*** Opening of MATERIAL FOR THIS EXERCISE ***

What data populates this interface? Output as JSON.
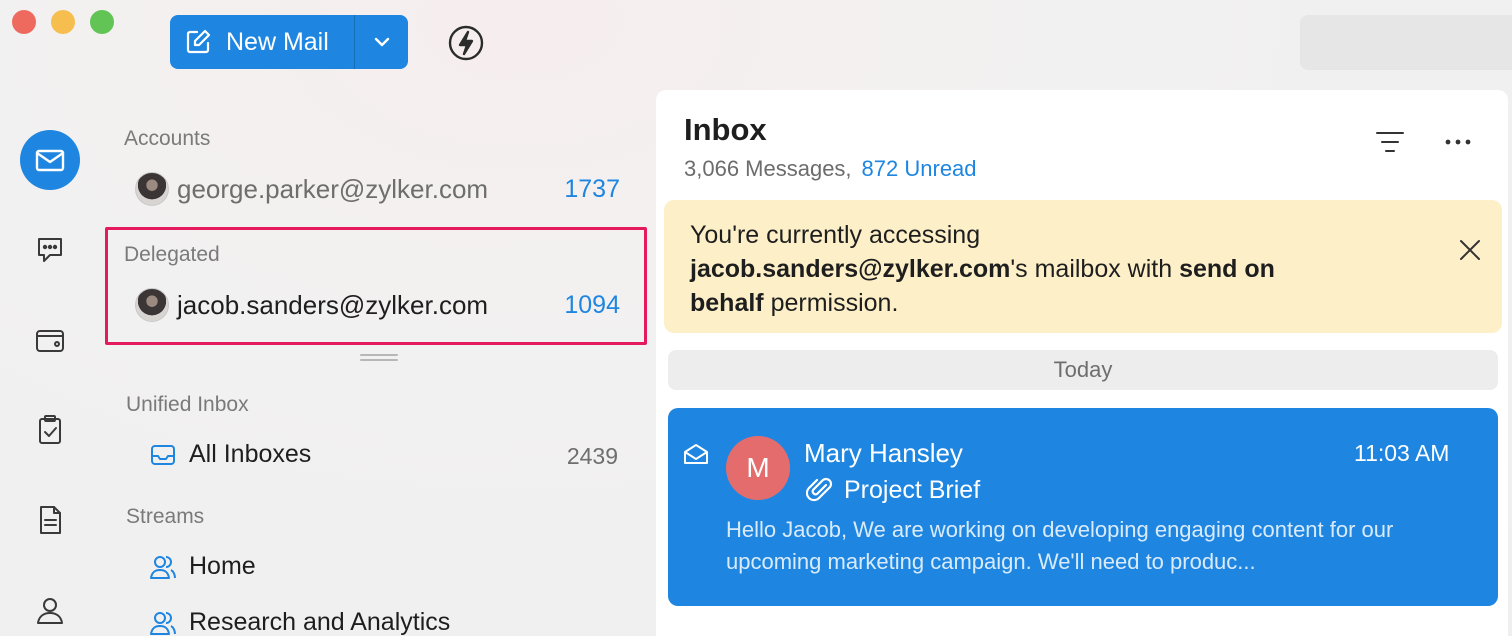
{
  "toolbar": {
    "new_mail_label": "New Mail",
    "accent": "#1e86e0"
  },
  "rail": {
    "items": [
      "mail-icon",
      "chat-icon",
      "wallet-icon",
      "tasks-icon",
      "notes-icon",
      "contacts-icon"
    ]
  },
  "folders": {
    "accounts_label": "Accounts",
    "account_email": "george.parker@zylker.com",
    "account_count": "1737",
    "delegated_label": "Delegated",
    "delegated_email": "jacob.sanders@zylker.com",
    "delegated_count": "1094",
    "unified_label": "Unified Inbox",
    "all_inboxes_label": "All Inboxes",
    "all_inboxes_count": "2439",
    "streams_label": "Streams",
    "streams": [
      "Home",
      "Research and Analytics"
    ],
    "highlight_color": "#e5195d"
  },
  "inbox": {
    "title": "Inbox",
    "messages": "3,066 Messages,",
    "unread": "872 Unread",
    "notice": {
      "line1": "You're currently accessing",
      "email": "jacob.sanders@zylker.com",
      "mid": "'s mailbox with ",
      "bold1": "send on",
      "bold2": "behalf",
      "end": " permission."
    },
    "group_label": "Today",
    "mail": {
      "avatar_letter": "M",
      "sender": "Mary Hansley",
      "time": "11:03 AM",
      "subject": "Project Brief",
      "preview": "Hello Jacob, We are working on developing engaging content for our upcoming marketing campaign. We'll need to produc..."
    }
  }
}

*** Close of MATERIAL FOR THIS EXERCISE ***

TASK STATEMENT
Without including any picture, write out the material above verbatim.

RESULT FOR THIS TASK
What data populates this interface? Output as JSON.
{
  "toolbar": {
    "new_mail_label": "New Mail",
    "accent": "#1e86e0"
  },
  "rail": {
    "items": [
      "mail-icon",
      "chat-icon",
      "wallet-icon",
      "tasks-icon",
      "notes-icon",
      "contacts-icon"
    ]
  },
  "folders": {
    "accounts_label": "Accounts",
    "account_email": "george.parker@zylker.com",
    "account_count": "1737",
    "delegated_label": "Delegated",
    "delegated_email": "jacob.sanders@zylker.com",
    "delegated_count": "1094",
    "unified_label": "Unified Inbox",
    "all_inboxes_label": "All Inboxes",
    "all_inboxes_count": "2439",
    "streams_label": "Streams",
    "streams": [
      "Home",
      "Research and Analytics"
    ],
    "highlight_color": "#e5195d"
  },
  "inbox": {
    "title": "Inbox",
    "messages": "3,066 Messages,",
    "unread": "872 Unread",
    "notice": {
      "line1": "You're currently accessing",
      "email": "jacob.sanders@zylker.com",
      "mid": "'s mailbox with ",
      "bold1": "send on",
      "bold2": "behalf",
      "end": " permission."
    },
    "group_label": "Today",
    "mail": {
      "avatar_letter": "M",
      "sender": "Mary Hansley",
      "time": "11:03 AM",
      "subject": "Project Brief",
      "preview": "Hello Jacob, We are working on developing engaging content for our upcoming marketing campaign. We'll need to produc..."
    }
  }
}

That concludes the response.